After completing his master’s degree, Lawrence Alice spent two years in the West African province of Niger as a Peace Corps volunteer.
On Thursday night, Alice had the opportunity to share his experiences with a group of about 50 people who attended his presentation at Barnes & Noble Booksellers.
The lecture, which is part of the “Far Away Places” series, gave an overview of basic facts of the country and information about the geography and culture of Niger through slides, antidotes, artifacts and books.
Alice, a biology professor, joined the Peace Corps in 1989. After 11 weeks of learning about the country’s language and culture, he moved to the village of If?rouane, where he lived during his stay.
In Niger, Alice worked as a research biologist for an international conservation project in the A?r T?n?r? National Nature Reserve, the third largest protected wildlife area in the world.
Alice described his living conditions while in Africa. He did not have electricity or running water in his house.Water came from a well, and kerosene lanterns and flashlights provided light. His furniture was limited to a chair and a bed. He cooked on a gas stove and slept outside all year.
Alice said, despite the modest lifestyle, he enjoyed working in Niger tremendously.
The scenery and the beauty of the landscape, as well as the culture and the people, appeal to him, he said.
“Their friendliness and willingness to take you in are unparalleled,” Alice said.
But not all of his experiences in Niger were pleasant.
In April of 1990, an armed conflict broke out between a local ethnic group, the Tuareg, and their government. In February of 1992, six of Alice’s coworkers were captured. Four of them were released 13 months later, but two died in captivity.
But only the positive memories remain for Alice. Alice said he enjoyed digging up photos for the presentation.
The presentation has renewed his interest in going back to Niger, he said.
“I would kill to go back right now,” Alice said.
Owensboro senior Kendall Terrett said she attended the presentation for extra credit in her art history class. The presentation made her reconsider entering the Peace Corps after graduation, Terrett said.
“I’ve always wanted to experience another culture and be fluent in another language,” she said.
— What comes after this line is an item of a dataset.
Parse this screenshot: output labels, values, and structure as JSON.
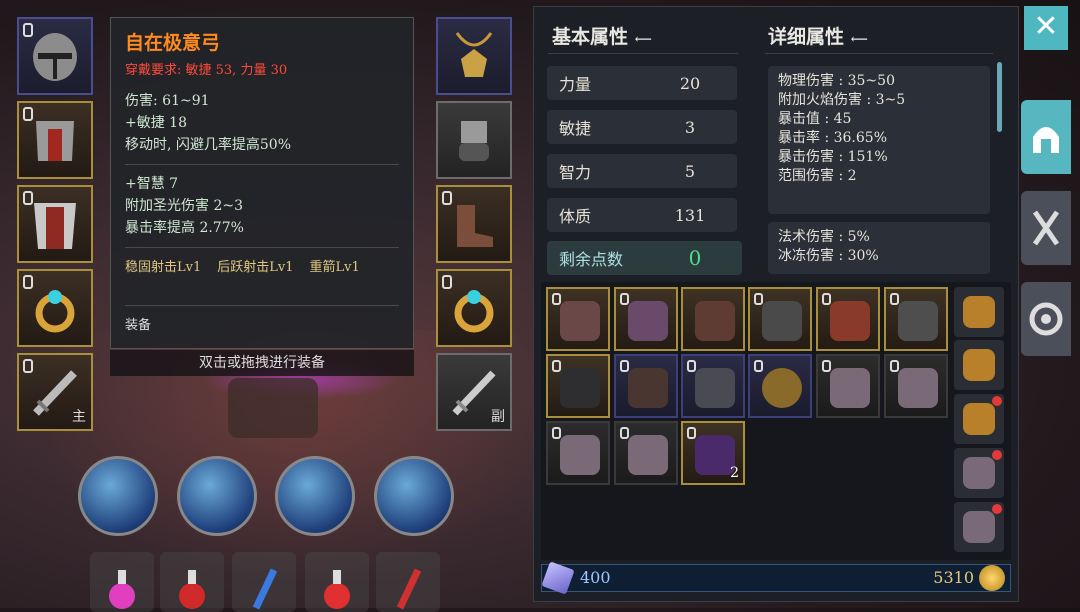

Two more presentations in the “Far Away Serires” are planned for this semester: Belgium on March 20 and Spain on April 17.
Herald reporter Lindsey Reed contributed to this story.
Reach Marlene Bruegglemann at [email protected]